Shi Jing (The Book of Poetry) - The Earliest Existing Collection of Chinese Poems
Shi Jing (诗经), translated variously as the Classic of Poetry, the Book of Songs, the Book of Poetry, or the Book of Odes, is the earliest existing collection of Chinese poems. It comprises 305 poems, some possibly written as early as 1000 BC.
Shi Jing contains some of the oldest pieces of Chinese literature. It is said to have been compiled by Confucius himself, who has chosen out some 300 poems out of 3000. During the Former Han Dynasty, there were still existant four versions of the collection: in the states of Lu 鲁 (by Shen Gong, 申公), Qi 齐 (by Hou Cang 后仓 and Master Sun 孙氏) and Han 韩 (by Han Ying 韩婴), and the private collection of Duke Mao 毛公. Only the last has survived until now, the commentaries to the Han version have survived in the collection Hanshi waizhuan 韩诗外传.
The four divisions of the Book of Songs are the "Airs of the states" (Guofeng 国风), mostly songs of love and emotions, the Minor Odes (Xiaoya 小雅), partially with social critics, the Major Odes (Daya 大雅), concerning the praise of the Zhou Dynasty, and the Hymns (Song 颂), ritual songs of the house of Zhou 周, the dukes of Lu 鲁 and the descendants of the house of Shang 商. All poems have a small preface (xiaoxu 小序), the first poem has a Great Preface (Daxu 大序). The content of these prefaces is a moral or even political interpretation of songs that surfacially seem to be simple love songs. The characteristic of these songs is that the initial verse creates a certain mood, in most cases using a picture of nature, birds or plants.

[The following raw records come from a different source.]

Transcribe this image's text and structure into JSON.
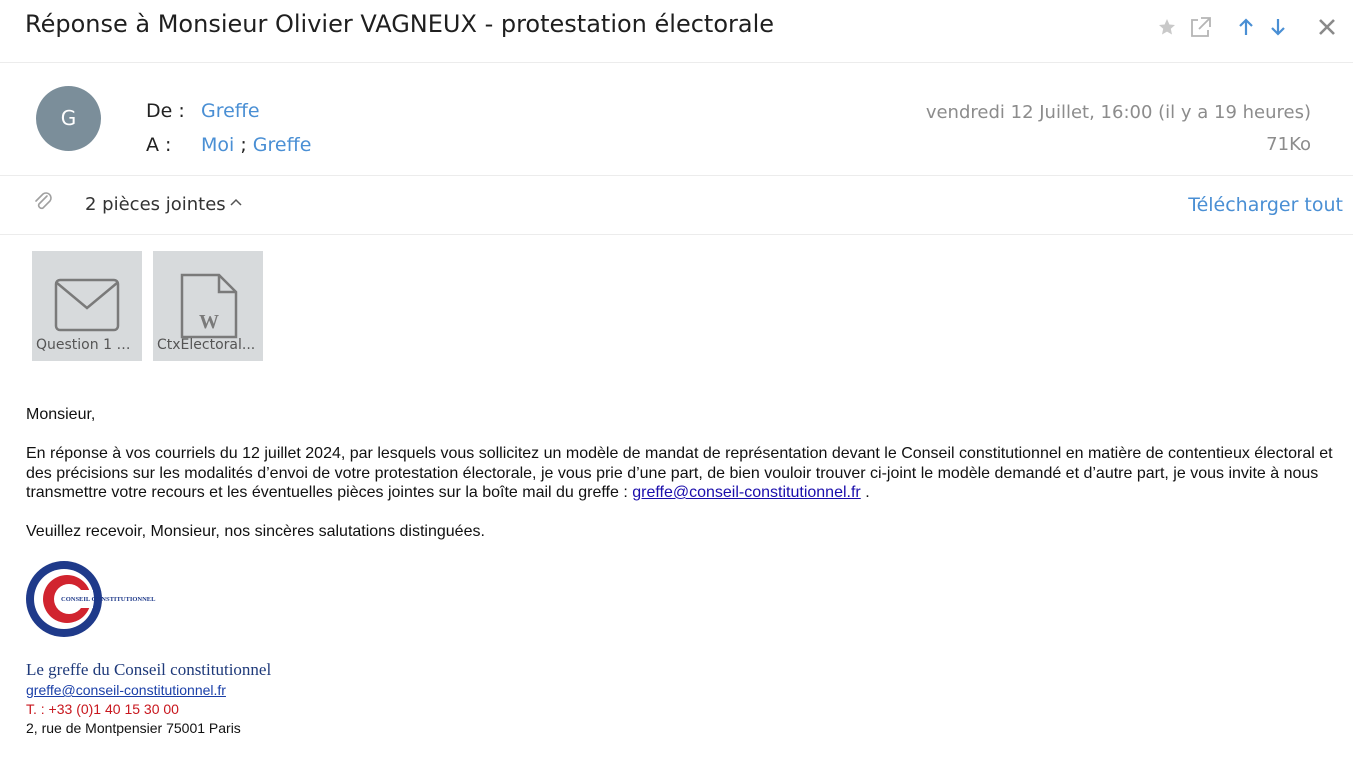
{
  "email": {
    "subject": "Réponse à Monsieur Olivier VAGNEUX - protestation électorale",
    "avatar_letter": "G",
    "from_label": "De :",
    "from": "Greffe",
    "to_label": "A :",
    "to_1": "Moi",
    "to_sep": ";",
    "to_2": "Greffe",
    "date": "vendredi 12 Juillet, 16:00 (il y a 19 heures)",
    "size": "71Ko"
  },
  "toolbar_icons": [
    "star-icon",
    "popout-icon",
    "arrow-up-icon",
    "arrow-down-icon",
    "close-icon"
  ],
  "attachments": {
    "count_label": "2 pièces jointes",
    "download_all": "Télécharger tout",
    "items": [
      {
        "name": "Question 1 O...",
        "icon": "envelope-icon"
      },
      {
        "name": "CtxElectoral...",
        "icon": "word-document-icon"
      }
    ]
  },
  "body": {
    "greeting": "Monsieur,",
    "paragraph": "En réponse à vos courriels du 12 juillet 2024, par lesquels vous sollicitez un modèle de mandat de représentation devant le Conseil constitutionnel en matière de contentieux électoral et des précisions sur les modalités d’envoi de votre protestation électorale, je vous prie d’une part, de bien vouloir trouver ci-joint le modèle demandé et d’autre part, je vous invite à nous transmettre votre recours et les éventuelles pièces jointes sur la boîte mail du greffe  : ",
    "email_link": "greffe@conseil-constitutionnel.fr",
    "paragraph_end": " .",
    "closing": "Veuillez recevoir, Monsieur, nos sincères salutations distinguées."
  },
  "signature": {
    "logo_text": "CONSEIL CONSTITUTIONNEL",
    "name": "Le greffe du Conseil constitutionnel",
    "email": "greffe@conseil-constitutionnel.fr",
    "phone": "T. : +33 (0)1 40 15 30 00",
    "address": "2, rue de Montpensier 75001 Paris"
  },
  "colors": {
    "link": "#4a8fd4",
    "avatar": "#7b8e9a",
    "logo_blue": "#1f3a8a",
    "logo_red": "#d1242f"
  }
}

Almost all scholars of Han, Tang and Song wrote commentaries to the Book of Songs, because it was an integral part of Confucian teaching and had to be learned by heart by generations and generations of scholars.
Collected in Shi Jing were poems popular around the region from the north of the Yellow River basin to the Jianghan Drainage Area during the period from the early Western Zhou Dynasty (the 11th century BC) to the mid Spring and Autumn Period.
In the ancient times, poems are lyrics for accompanying tunes. The Shi Jing is classified into three parts according to contents, namely Feng (ballads), Ya (peoms from intellectuals or aristocrats), and Song (songs for praying). Feng, also called Guofeng, is mostly the collection of folk songs. It is divided into 15 groups and has a total of 160 poems, which mainly express the love between men and women and the dissatisfaction of the people toward the emperor. Ya contains 105 poems, including 31 articles of Daya and 74 articles of Xiaoya, most of which were written by court officials and aristocrats. Song collects 40 poems, which are songs for offering sacrifice and praising emperors by the aristocrats. They are usually accompanied with dance during the performance. Although the Book of Songs is a collection of works of many people, authors of most works are unknown, just a small part of them were researched out by later generations.
The Shi Jing exerted a very profound effect on ancient China in terms of politics, culture, language, and even thinking. During the Spring and Autumn Period, diplomats often expressed words that they didn’t want to say by themselves or that were difficult to say by quoting sentences from the Book of Songs, which is similar to today’s diplomatic language. Confucius, a sage of China and who gave a high praise to the Shi Jing, claimed that people’s cultures, observation abilities and interpersonal skills could be highly improved through the study of the Shi Jing.